# [TASK PROMPT]
Exactly as written, retype all of the records that come next.

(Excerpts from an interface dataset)

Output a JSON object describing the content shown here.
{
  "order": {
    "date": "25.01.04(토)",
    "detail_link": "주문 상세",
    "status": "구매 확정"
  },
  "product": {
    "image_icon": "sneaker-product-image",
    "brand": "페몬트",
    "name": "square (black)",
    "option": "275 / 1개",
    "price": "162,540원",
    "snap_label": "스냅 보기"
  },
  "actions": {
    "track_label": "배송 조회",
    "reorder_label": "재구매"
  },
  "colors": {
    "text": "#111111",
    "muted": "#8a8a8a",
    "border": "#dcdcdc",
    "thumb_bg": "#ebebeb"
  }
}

# [ANSWER]
Output a JSON object describing the content shown here.
{
  "order": {
    "date": "25.01.04(토)",
    "detail_link": "주문 상세",
    "status": "구매 확정"
  },
  "product": {
    "image_icon": "sneaker-product-image",
    "brand": "페몬트",
    "name": "square (black)",
    "option": "275 / 1개",
    "price": "162,540원",
    "snap_label": "스냅 보기"
  },
  "actions": {
    "track_label": "배송 조회",
    "reorder_label": "재구매"
  },
  "colors": {
    "text": "#111111",
    "muted": "#8a8a8a",
    "border": "#dcdcdc",
    "thumb_bg": "#ebebeb"
  }
}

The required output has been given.